== Records for this exercise ==

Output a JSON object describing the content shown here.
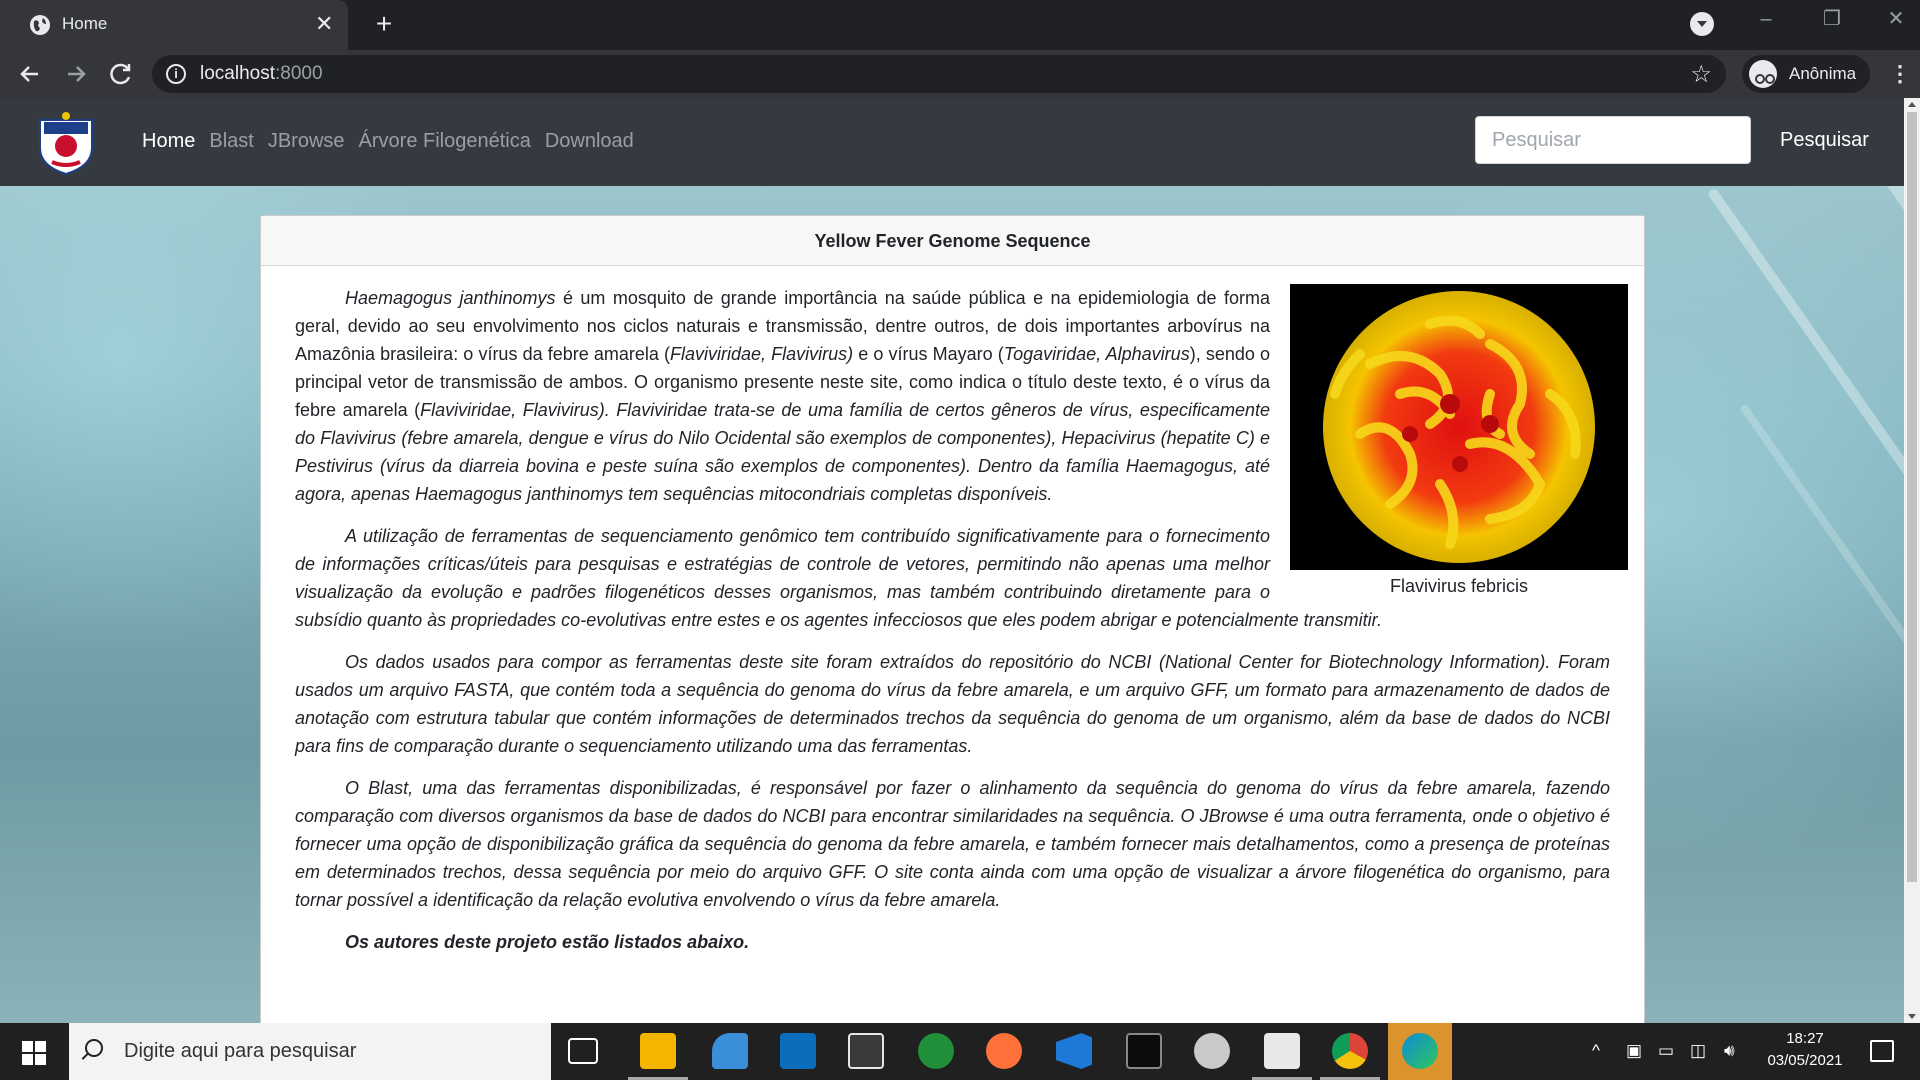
{
  "browser": {
    "tab_title": "Home",
    "tab_close": "✕",
    "new_tab": "+",
    "url_host": "localhost",
    "url_port": ":8000",
    "profile_label": "Anônima"
  },
  "site": {
    "nav": [
      {
        "label": "Home",
        "active": true
      },
      {
        "label": "Blast"
      },
      {
        "label": "JBrowse"
      },
      {
        "label": "Árvore Filogenética"
      },
      {
        "label": "Download"
      }
    ],
    "search_placeholder": "Pesquisar",
    "search_button": "Pesquisar"
  },
  "card": {
    "title": "Yellow Fever Genome Sequence",
    "image_caption": "Flavivirus febricis",
    "p1": {
      "a": "Haemagogus janthinomys",
      "b": " é um mosquito de grande importância na saúde pública e na epidemiologia de forma geral, devido ao seu envolvimento nos ciclos naturais e transmissão, dentre outros, de dois importantes arbovírus na Amazônia brasileira: o vírus da febre amarela (",
      "c": "Flaviviridae, Flavivirus)",
      "d": " e o vírus Mayaro (",
      "e": "Togaviridae, Alphavirus",
      "f": "), sendo o principal vetor de transmissão de ambos. O organismo presente neste site, como indica o título deste texto, é o vírus da febre amarela (",
      "g": "Flaviviridae, Flavivirus). Flaviviridae trata-se de uma família de certos gêneros de vírus, especificamente do Flavivirus (febre amarela, dengue e vírus do Nilo Ocidental são exemplos de componentes), Hepacivirus (hepatite C) e Pestivirus (vírus da diarreia bovina e peste suína são exemplos de componentes). Dentro da família Haemagogus, até agora, apenas Haemagogus janthinomys tem sequências mitocondriais completas disponíveis."
    },
    "p2": "A utilização de ferramentas de sequenciamento genômico tem contribuído significativamente para o fornecimento de informações críticas/úteis para pesquisas e estratégias de controle de vetores, permitindo não apenas uma melhor visualização da evolução e padrões filogenéticos desses organismos, mas também contribuindo diretamente para o subsídio quanto às propriedades co-evolutivas entre estes e os agentes infecciosos que eles podem abrigar e potencialmente transmitir.",
    "p3": "Os dados usados para compor as ferramentas deste site foram extraídos do repositório do NCBI (National Center for Biotechnology Information). Foram usados um arquivo FASTA, que contém toda a sequência do genoma do vírus da febre amarela, e um arquivo GFF, um formato para armazenamento de dados de anotação com estrutura tabular que contém informações de determinados trechos da sequência do genoma de um organismo, além da base de dados do NCBI para fins de comparação durante o sequenciamento utilizando uma das ferramentas.",
    "p4": "O Blast, uma das ferramentas disponibilizadas, é responsável por fazer o alinhamento da sequência do genoma do vírus da febre amarela, fazendo comparação com diversos organismos da base de dados do NCBI para encontrar similaridades na sequência. O JBrowse é uma outra ferramenta, onde o objetivo é fornecer uma opção de disponibilização gráfica da sequência do genoma da febre amarela, e também fornecer mais detalhamentos, como a presença de proteínas em determinados trechos, dessa sequência por meio do arquivo GFF. O site conta ainda com uma opção de visualizar a árvore filogenética do organismo, para tornar possível a identificação da relação evolutiva envolvendo o vírus da febre amarela.",
    "authors": "Os autores deste projeto estão listados abaixo."
  },
  "taskbar": {
    "search_placeholder": "Digite aqui para pesquisar",
    "time": "18:27",
    "date": "03/05/2021",
    "apps": [
      "task-view-icon",
      "file-explorer-icon",
      "photos-icon",
      "calculator-icon",
      "store-icon",
      "maps-icon",
      "firefox-icon",
      "vscode-icon",
      "terminal-icon",
      "disc-icon",
      "office-icon",
      "chrome-icon",
      "edge-icon"
    ]
  },
  "colors": {
    "navbar_bg": "#343a40",
    "chrome_bg": "#35363a",
    "taskbar_bg": "#202020"
  }
}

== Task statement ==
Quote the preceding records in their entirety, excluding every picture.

== Exercise answer ==
Output a JSON object describing the content shown here.
{
  "browser": {
    "tab_title": "Home",
    "tab_close": "✕",
    "new_tab": "+",
    "url_host": "localhost",
    "url_port": ":8000",
    "profile_label": "Anônima"
  },
  "site": {
    "nav": [
      {
        "label": "Home",
        "active": true
      },
      {
        "label": "Blast"
      },
      {
        "label": "JBrowse"
      },
      {
        "label": "Árvore Filogenética"
      },
      {
        "label": "Download"
      }
    ],
    "search_placeholder": "Pesquisar",
    "search_button": "Pesquisar"
  },
  "card": {
    "title": "Yellow Fever Genome Sequence",
    "image_caption": "Flavivirus febricis",
    "p1": {
      "a": "Haemagogus janthinomys",
      "b": " é um mosquito de grande importância na saúde pública e na epidemiologia de forma geral, devido ao seu envolvimento nos ciclos naturais e transmissão, dentre outros, de dois importantes arbovírus na Amazônia brasileira: o vírus da febre amarela (",
      "c": "Flaviviridae, Flavivirus)",
      "d": " e o vírus Mayaro (",
      "e": "Togaviridae, Alphavirus",
      "f": "), sendo o principal vetor de transmissão de ambos. O organismo presente neste site, como indica o título deste texto, é o vírus da febre amarela (",
      "g": "Flaviviridae, Flavivirus). Flaviviridae trata-se de uma família de certos gêneros de vírus, especificamente do Flavivirus (febre amarela, dengue e vírus do Nilo Ocidental são exemplos de componentes), Hepacivirus (hepatite C) e Pestivirus (vírus da diarreia bovina e peste suína são exemplos de componentes). Dentro da família Haemagogus, até agora, apenas Haemagogus janthinomys tem sequências mitocondriais completas disponíveis."
    },
    "p2": "A utilização de ferramentas de sequenciamento genômico tem contribuído significativamente para o fornecimento de informações críticas/úteis para pesquisas e estratégias de controle de vetores, permitindo não apenas uma melhor visualização da evolução e padrões filogenéticos desses organismos, mas também contribuindo diretamente para o subsídio quanto às propriedades co-evolutivas entre estes e os agentes infecciosos que eles podem abrigar e potencialmente transmitir.",
    "p3": "Os dados usados para compor as ferramentas deste site foram extraídos do repositório do NCBI (National Center for Biotechnology Information). Foram usados um arquivo FASTA, que contém toda a sequência do genoma do vírus da febre amarela, e um arquivo GFF, um formato para armazenamento de dados de anotação com estrutura tabular que contém informações de determinados trechos da sequência do genoma de um organismo, além da base de dados do NCBI para fins de comparação durante o sequenciamento utilizando uma das ferramentas.",
    "p4": "O Blast, uma das ferramentas disponibilizadas, é responsável por fazer o alinhamento da sequência do genoma do vírus da febre amarela, fazendo comparação com diversos organismos da base de dados do NCBI para encontrar similaridades na sequência. O JBrowse é uma outra ferramenta, onde o objetivo é fornecer uma opção de disponibilização gráfica da sequência do genoma da febre amarela, e também fornecer mais detalhamentos, como a presença de proteínas em determinados trechos, dessa sequência por meio do arquivo GFF. O site conta ainda com uma opção de visualizar a árvore filogenética do organismo, para tornar possível a identificação da relação evolutiva envolvendo o vírus da febre amarela.",
    "authors": "Os autores deste projeto estão listados abaixo."
  },
  "taskbar": {
    "search_placeholder": "Digite aqui para pesquisar",
    "time": "18:27",
    "date": "03/05/2021",
    "apps": [
      "task-view-icon",
      "file-explorer-icon",
      "photos-icon",
      "calculator-icon",
      "store-icon",
      "maps-icon",
      "firefox-icon",
      "vscode-icon",
      "terminal-icon",
      "disc-icon",
      "office-icon",
      "chrome-icon",
      "edge-icon"
    ]
  },
  "colors": {
    "navbar_bg": "#343a40",
    "chrome_bg": "#35363a",
    "taskbar_bg": "#202020"
  }
}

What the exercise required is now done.